Bigeye thresher shark - Alopias superciliosus
Thresher sharks are readily identifiable by their extremely long whip-like tails — tails as long as their bodies. There are three species of thresher sharks: the thresher shark, Alopias vulpinus; the pelagic thresher shark, Alopias pelagicus; and the bigeye thresher, described here.
WHAT TO LOOK FOR
Long curving, upper tail lobe nearly as long as the rest of the shark. Huge eyes extend onto almost flat-topped head. Deep horizontal groove above gills. Very long narrow pectoral fins, large pectoral fins.
Purplish-grey or grey-brown above, light grey to white below.
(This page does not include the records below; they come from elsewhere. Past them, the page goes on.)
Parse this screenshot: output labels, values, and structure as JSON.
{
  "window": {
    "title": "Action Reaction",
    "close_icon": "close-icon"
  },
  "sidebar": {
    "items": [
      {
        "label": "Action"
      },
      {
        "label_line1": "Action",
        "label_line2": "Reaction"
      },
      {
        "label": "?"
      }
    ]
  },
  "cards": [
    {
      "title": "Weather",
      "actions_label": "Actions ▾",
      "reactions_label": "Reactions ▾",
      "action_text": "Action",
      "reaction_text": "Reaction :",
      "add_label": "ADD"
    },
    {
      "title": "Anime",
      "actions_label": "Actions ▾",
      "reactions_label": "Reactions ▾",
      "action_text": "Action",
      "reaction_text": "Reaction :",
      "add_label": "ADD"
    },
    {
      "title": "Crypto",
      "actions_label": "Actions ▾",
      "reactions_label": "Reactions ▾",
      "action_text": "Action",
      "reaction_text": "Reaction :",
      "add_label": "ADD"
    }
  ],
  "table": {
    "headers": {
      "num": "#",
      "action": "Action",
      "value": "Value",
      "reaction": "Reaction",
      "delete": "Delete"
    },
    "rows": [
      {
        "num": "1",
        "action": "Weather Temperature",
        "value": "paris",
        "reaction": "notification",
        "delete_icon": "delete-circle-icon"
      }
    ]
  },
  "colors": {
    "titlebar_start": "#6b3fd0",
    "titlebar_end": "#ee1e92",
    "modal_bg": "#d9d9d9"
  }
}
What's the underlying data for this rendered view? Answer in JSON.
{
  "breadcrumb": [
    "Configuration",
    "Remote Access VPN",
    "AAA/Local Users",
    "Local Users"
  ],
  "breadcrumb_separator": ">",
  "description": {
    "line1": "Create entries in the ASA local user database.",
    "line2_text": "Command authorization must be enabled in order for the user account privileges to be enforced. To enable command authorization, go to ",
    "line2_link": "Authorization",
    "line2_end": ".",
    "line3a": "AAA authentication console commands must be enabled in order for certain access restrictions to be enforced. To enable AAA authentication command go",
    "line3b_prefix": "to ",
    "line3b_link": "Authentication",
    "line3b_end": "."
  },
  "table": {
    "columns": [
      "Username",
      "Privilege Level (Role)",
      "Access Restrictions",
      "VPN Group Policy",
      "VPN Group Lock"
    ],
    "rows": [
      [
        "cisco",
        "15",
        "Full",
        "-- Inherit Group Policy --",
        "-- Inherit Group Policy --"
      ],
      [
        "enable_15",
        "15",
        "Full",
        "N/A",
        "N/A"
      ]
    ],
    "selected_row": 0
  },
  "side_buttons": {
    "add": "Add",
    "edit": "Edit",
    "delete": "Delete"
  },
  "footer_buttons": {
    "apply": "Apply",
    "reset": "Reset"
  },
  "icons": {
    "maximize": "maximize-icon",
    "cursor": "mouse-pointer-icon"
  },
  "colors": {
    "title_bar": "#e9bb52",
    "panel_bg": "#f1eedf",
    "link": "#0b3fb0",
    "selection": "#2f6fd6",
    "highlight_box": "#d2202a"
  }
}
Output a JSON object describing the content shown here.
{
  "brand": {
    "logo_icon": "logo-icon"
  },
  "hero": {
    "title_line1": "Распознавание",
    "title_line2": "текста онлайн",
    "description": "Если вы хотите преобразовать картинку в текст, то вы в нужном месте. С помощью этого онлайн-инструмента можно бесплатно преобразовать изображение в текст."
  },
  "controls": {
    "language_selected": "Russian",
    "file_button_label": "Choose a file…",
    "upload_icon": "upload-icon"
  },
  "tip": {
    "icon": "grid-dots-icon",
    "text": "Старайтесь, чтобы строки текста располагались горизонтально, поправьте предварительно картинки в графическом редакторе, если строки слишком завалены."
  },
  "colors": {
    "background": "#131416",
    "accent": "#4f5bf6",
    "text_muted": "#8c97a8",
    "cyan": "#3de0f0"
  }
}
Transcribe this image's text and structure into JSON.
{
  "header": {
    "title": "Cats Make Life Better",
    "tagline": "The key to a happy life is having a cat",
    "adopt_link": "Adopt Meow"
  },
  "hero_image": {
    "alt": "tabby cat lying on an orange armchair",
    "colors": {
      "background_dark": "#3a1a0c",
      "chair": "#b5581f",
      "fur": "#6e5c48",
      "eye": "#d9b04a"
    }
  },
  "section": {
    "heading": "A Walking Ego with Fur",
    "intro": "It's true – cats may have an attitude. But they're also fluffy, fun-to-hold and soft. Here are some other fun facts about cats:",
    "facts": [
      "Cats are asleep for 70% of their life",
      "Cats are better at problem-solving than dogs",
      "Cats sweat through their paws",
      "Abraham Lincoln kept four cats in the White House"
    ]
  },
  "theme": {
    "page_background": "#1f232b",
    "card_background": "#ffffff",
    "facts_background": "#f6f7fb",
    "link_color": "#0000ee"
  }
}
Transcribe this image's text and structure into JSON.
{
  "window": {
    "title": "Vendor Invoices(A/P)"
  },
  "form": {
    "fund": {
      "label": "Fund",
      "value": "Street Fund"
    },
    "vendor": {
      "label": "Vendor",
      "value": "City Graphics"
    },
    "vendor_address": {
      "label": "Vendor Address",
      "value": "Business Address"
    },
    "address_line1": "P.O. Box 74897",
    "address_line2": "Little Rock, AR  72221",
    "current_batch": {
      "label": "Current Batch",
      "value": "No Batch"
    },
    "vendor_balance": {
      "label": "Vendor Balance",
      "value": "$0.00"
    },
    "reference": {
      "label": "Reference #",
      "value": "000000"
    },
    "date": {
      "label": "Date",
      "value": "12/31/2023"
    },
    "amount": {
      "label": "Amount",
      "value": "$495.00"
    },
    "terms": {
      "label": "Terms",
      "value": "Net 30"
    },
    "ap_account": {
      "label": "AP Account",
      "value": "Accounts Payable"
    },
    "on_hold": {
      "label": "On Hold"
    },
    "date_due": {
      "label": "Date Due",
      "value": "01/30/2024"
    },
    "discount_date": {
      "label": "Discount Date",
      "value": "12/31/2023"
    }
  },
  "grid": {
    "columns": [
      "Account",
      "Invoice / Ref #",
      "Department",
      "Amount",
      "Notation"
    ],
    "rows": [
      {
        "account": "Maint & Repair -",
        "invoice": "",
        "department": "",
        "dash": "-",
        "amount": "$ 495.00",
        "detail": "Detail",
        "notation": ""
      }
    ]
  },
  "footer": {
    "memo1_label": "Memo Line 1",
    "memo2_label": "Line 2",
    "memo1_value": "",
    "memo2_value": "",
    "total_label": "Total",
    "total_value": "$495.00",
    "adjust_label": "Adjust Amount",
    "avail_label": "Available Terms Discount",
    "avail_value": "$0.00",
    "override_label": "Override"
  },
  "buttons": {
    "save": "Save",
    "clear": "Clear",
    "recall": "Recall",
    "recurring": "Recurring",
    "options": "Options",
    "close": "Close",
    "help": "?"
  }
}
At birth, the shark is 3.3 to 4.6 ft [100 to 140 cm] in length. Males mature at about 9.8 ft [300 cm] in length, and females mature at about 9.8-11.5 ft [300-350 cm]. Their maximum length can be greater than 15.1 ft [460 cm].
These sharks frequent tropical and temperate seas, close inshore to open ocean. They range from the surface to over 1640.4 ft [500 m] deep, but mostly between the surface and 328.1 ft [100 m].
World-wide, oceanic and coastal.
Prey – Pelagic fishes.
Reproduction – Ovoviviparous, 2 to 4 pups per litter.
Uses its tail to stun pelagic fishes on which it feeds.
Highly vulnerable to oceanic fisheries and likely depleted. In 2016, all three species of Thresher sharks (bigeye, common, and pelagic) were placed on CITES Appendix II.